I love the pulsating, rollicking sound of a footy club belting out its theme song ; delirious fans screaming in unison as they celebrate the unlikeliest of triumphs.
My girls reckon I should have left behind my child-like obsession with the game thirty years ago, but I tell them they should have been in the Rovers rooms tonight. It was dripping with emotion and excitement.
In case you haven’t heard by now, the Hawks won by 5 points, which, on the face of it, is nothing to get carried away with.
But when you’ve been slaughtered in the first half and go in 49 points down against an emerging Myrtleford, this is an extraordinary victory.
It’s the biggest-ever comeback in the club’s history. They were 44 points in arrears in the 1993 second semi-final against Wodonga and got up by 22 . They trailed by 40 points against Albury at three-quarter time in 1998 and snuck in by 2.
But this was a side that had dropped it’s opening three games, and the O & M public – and particularly the media – were reserving their judgement about their standing in the pecking-order
By half-time their minds were made up – the Rovers were gone -and it was becoming increasingly obvious that they were warming for favouritism for the wooden-spoon, to which most experts had consigned them during the pre-season.
After the opening nine minutes Myrtleford had scored 5.1 to nil. The Hawks had barely touched the ball. Fired by dynamic skipper Brad Murray, creative West Aussie small man Willie Thorn and goal-kicker Brodie Ricardi, they looked irresistible, as they cut a swathe through a lethargic defence.
And it appeared that if the brakes weren’t applied after half-time, things could get decidedly ugly.
What brought about the turn-around.?
Plainly, coach Paul Maher spelt out a few home truths. “I wanted to remind the players of a few things, so we went into the coach’s room. I didn’t want to berate them in public”, he said later.
But, it was a credit to the self-belief of the team that they were able to come out and reverse the trend of the game almost immediately. Not just the stars, but the complete unit.
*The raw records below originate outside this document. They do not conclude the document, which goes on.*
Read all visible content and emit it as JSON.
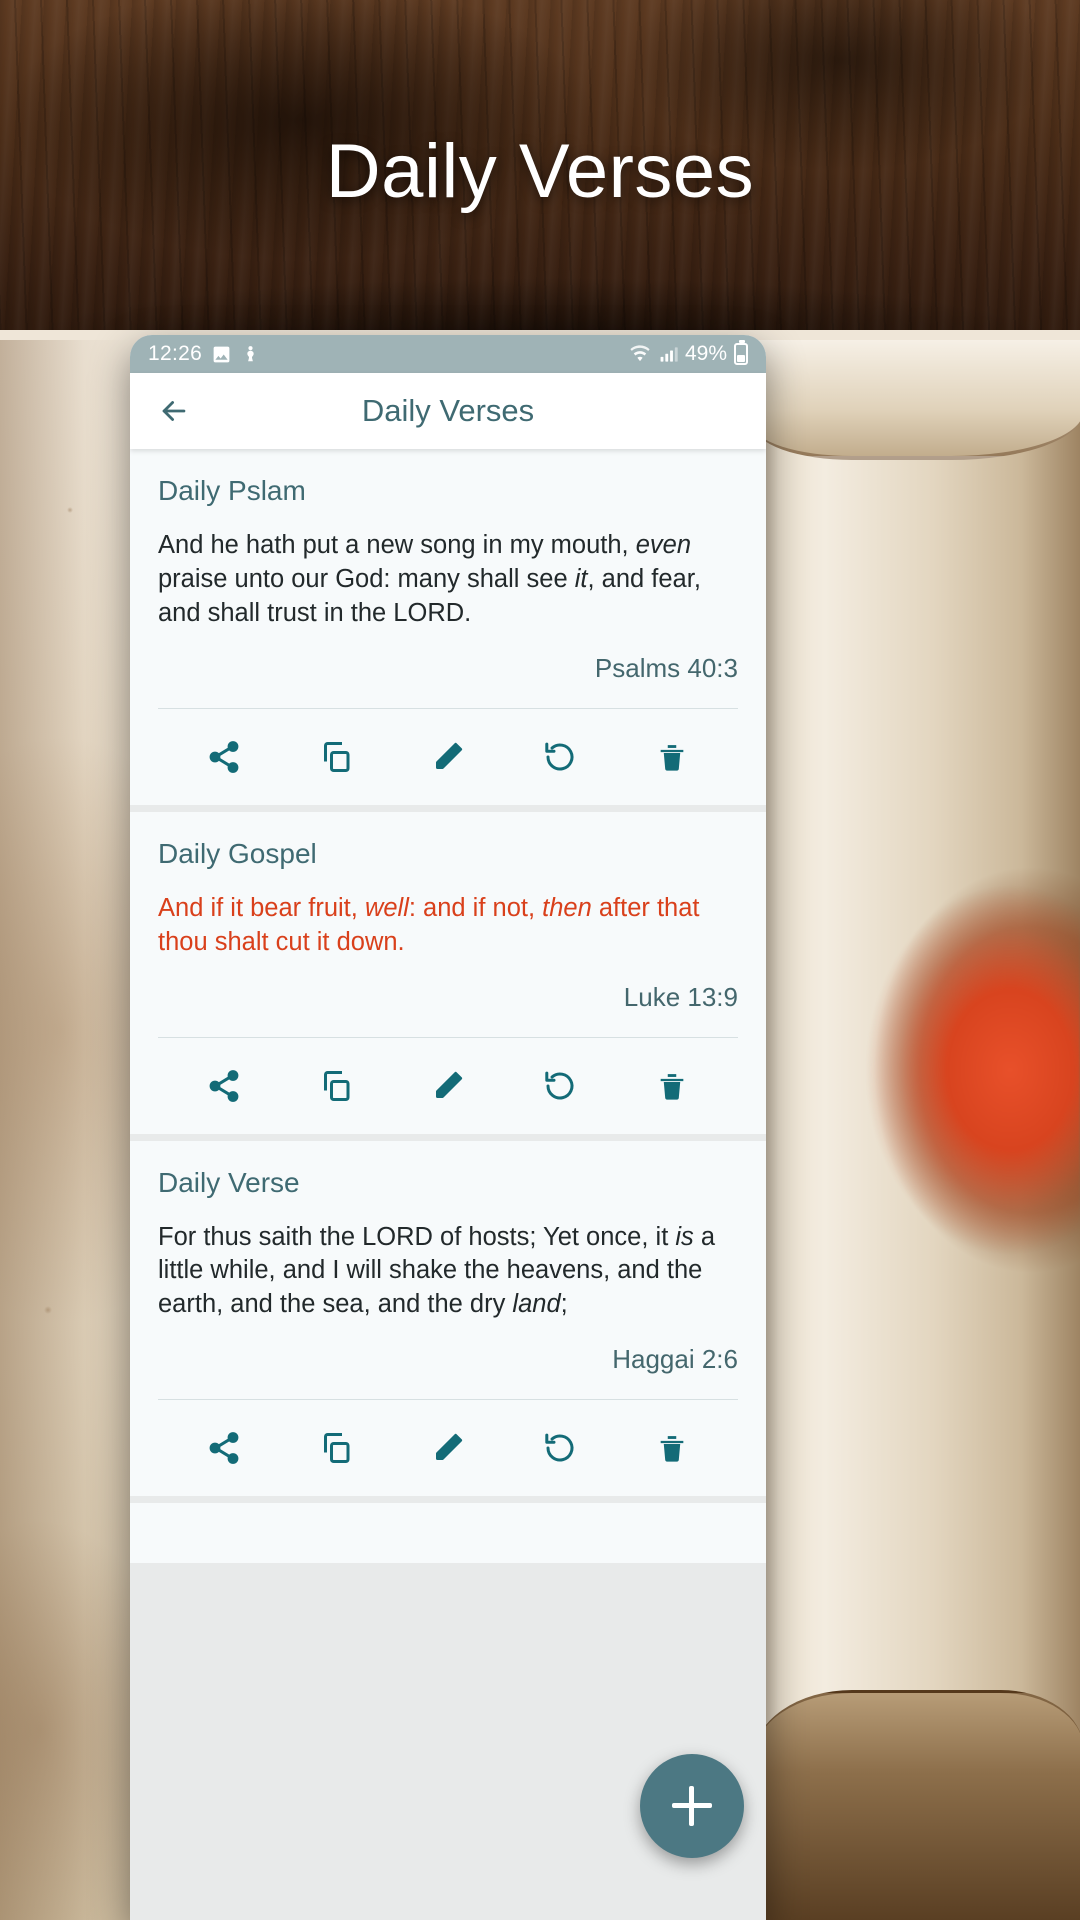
{
  "poster": {
    "title": "Daily Verses"
  },
  "status_bar": {
    "time": "12:26",
    "battery_percent": "49%",
    "icons": [
      "image-icon",
      "do-not-disturb-icon",
      "wifi-icon",
      "signal-icon",
      "battery-icon"
    ]
  },
  "app_bar": {
    "back_label": "back-arrow",
    "title": "Daily Verses"
  },
  "actions": {
    "share_label": "Share",
    "copy_label": "Copy",
    "edit_label": "Edit",
    "refresh_label": "Refresh",
    "delete_label": "Delete"
  },
  "fab": {
    "label": "+"
  },
  "colors": {
    "accent_teal": "#3f6a72",
    "icon_teal": "#136b77",
    "verse_highlight": "#d9401b",
    "fab_background": "#4c7883",
    "status_bar": "#9fb3b6",
    "card_background": "#f7fafb"
  },
  "cards": [
    {
      "title": "Daily Pslam",
      "verse_parts": [
        {
          "text": "And he hath put a new song in my mouth, ",
          "italic": false
        },
        {
          "text": "even",
          "italic": true
        },
        {
          "text": " praise unto our God: many shall see ",
          "italic": false
        },
        {
          "text": "it",
          "italic": true
        },
        {
          "text": ", and fear, and shall trust in the LORD.",
          "italic": false
        }
      ],
      "reference": "Psalms 40:3",
      "highlight": false
    },
    {
      "title": "Daily Gospel",
      "verse_parts": [
        {
          "text": "And if it bear fruit, ",
          "italic": false
        },
        {
          "text": "well",
          "italic": true
        },
        {
          "text": ": and if not, ",
          "italic": false
        },
        {
          "text": "then",
          "italic": true
        },
        {
          "text": " after that thou shalt cut it down.",
          "italic": false
        }
      ],
      "reference": "Luke 13:9",
      "highlight": true
    },
    {
      "title": "Daily Verse",
      "verse_parts": [
        {
          "text": "For thus saith the LORD of hosts; Yet once, it ",
          "italic": false
        },
        {
          "text": "is",
          "italic": true
        },
        {
          "text": " a little while, and I will shake the heavens, and the earth, and the sea, and the dry ",
          "italic": false
        },
        {
          "text": "land",
          "italic": true
        },
        {
          "text": ";",
          "italic": false
        }
      ],
      "reference": "Haggai 2:6",
      "highlight": false
    }
  ]
}
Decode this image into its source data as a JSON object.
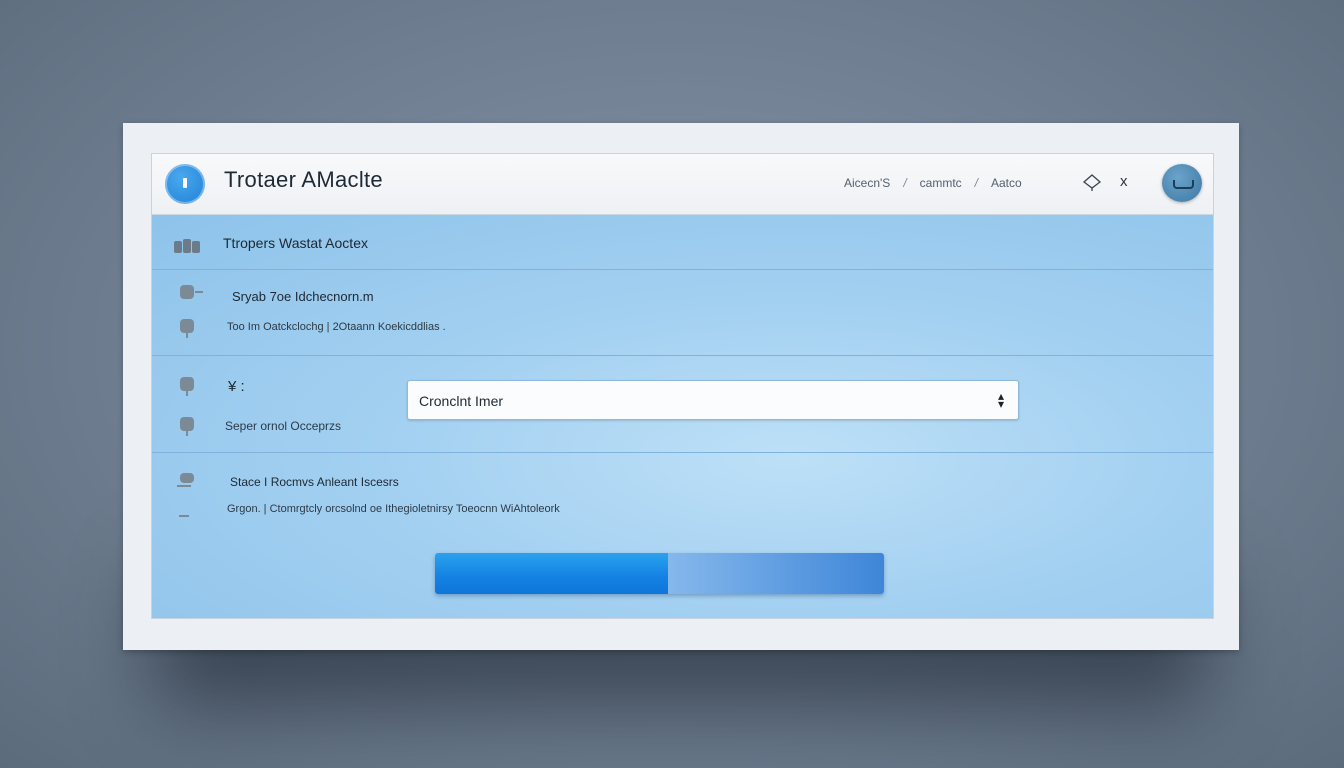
{
  "window": {
    "title": "Trotaer AMaclte",
    "breadcrumbs": [
      "Aicecn'S",
      "cammtc",
      "Aatco"
    ],
    "breadcrumb_separator": "/",
    "close_label": "x"
  },
  "section_header": "Ttropers Wastat Aoctex",
  "rows": [
    {
      "title": "Sryab 7oe Idchecnorn.m",
      "subtitle": "Too Im Oatckclochg | 2Otaann Koekicddlias ."
    },
    {
      "title": "¥ :",
      "subtitle": "Seper ornol Occeprzs"
    },
    {
      "title": "Stace I Rocmvs Anleant Iscesrs",
      "subtitle": "Grgon. | Ctomrgtcly orcsolnd oe Ithegioletnirsy Toeocnn WiAhtoleork"
    }
  ],
  "select": {
    "value": "Cronclnt Imer"
  },
  "progress": {
    "fraction": 0.52
  },
  "colors": {
    "accent": "#1381e3",
    "panel": "#a9d3f1",
    "titlebar": "#f4f6f8"
  },
  "icons": {
    "app": "app-icon",
    "cloud": "cloud-icon",
    "close": "close-icon",
    "avatar": "avatar"
  }
}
Players who had been furtively glancing sideways to dish off hurried, ineffective handballs now became the epitome of positivity and showed faith in their ability to find a team-mate further afield.
‘Chopper’ McCullough, who had been one of the absentees in the first half, produced 50 minutes of magic – including seven goals from the top-shelf- to help revitalise the forward line……. Shane Gaston again took control of the big-man duels………Tyson Hartwig, switched onto the damaging Jarrod Hayze, was a colossus and time and again cleared the ball from defence.
Sean O’Keeffe, had got his hands on the ball pretty regularly, early on, but made a lot more of his kicks count……..Lochie Dornauf ranged around the ground and was always dangerous…..James Smith and Ryan Cobain, both tall and agile and conspicuous with their long left-foot kicking, were key players in the revival.
But it’s worth giving a bit of a ‘wrap’ to the youngsters, who probably learnt more in the second half of the contest than they had during their brief footy careers.
Tyler Lowe (1 game), Brydon Robbins (2), Stuart Booth (4), Charlie Davies (12), Dylan Stone (10), Brad Collihole (6), and Nick Henderson (9) all made telling contributions and possibly got an indication that they are capable of cutting the mustard in O & M football.
Robbins, in particular, announced his arrival on the stage with his willingness to take the game on. Several strong marks and a timely goal gave indication that the former ‘Bushies’ squad member could become a crowd- favourite. Young Lowe also ran the ball out of defence impressively.
The Rovers still trailed by 21 points at three-quarter time, but seasoned observors noted that the Saints might be running on empty.
Murray, ran himself ragged picking up possessions; Nathan Cossignani and the classy Thorn did their utmost to will their team-mates over the line. But with five minutes to play, the Hawks hit the front for the first time, via a Brad Collihole snap, to the roar of the home fans.
But wait. There was one final act to be played out. The siren blew with the ball in Myrtleford’s possession from a mark. They were 5 points down.
Hell, he couldn’t kick this, could he ? It’s more than 60 metres out. But then I recalled Gary Ablett lining up and nailing a goal after the siren from the same spot, 32 years ago.
Fortunately, history was not to be replicated and the shot fell short.
It was an important win for the club, as it convinced the players that their attitude must be spot-on; the youngsters realised that they should back themselves, and the supporters acknowledged they have a group that are worth investing in.
Yes, everything in the world is rosy. I’m reflecting on a famous Rovers victory and basking in the glory of the Western Bulldogs 4-1 record, as I nod off with the sound still ringing in my ears….”Oh, we’re Wangaratta Rovers………”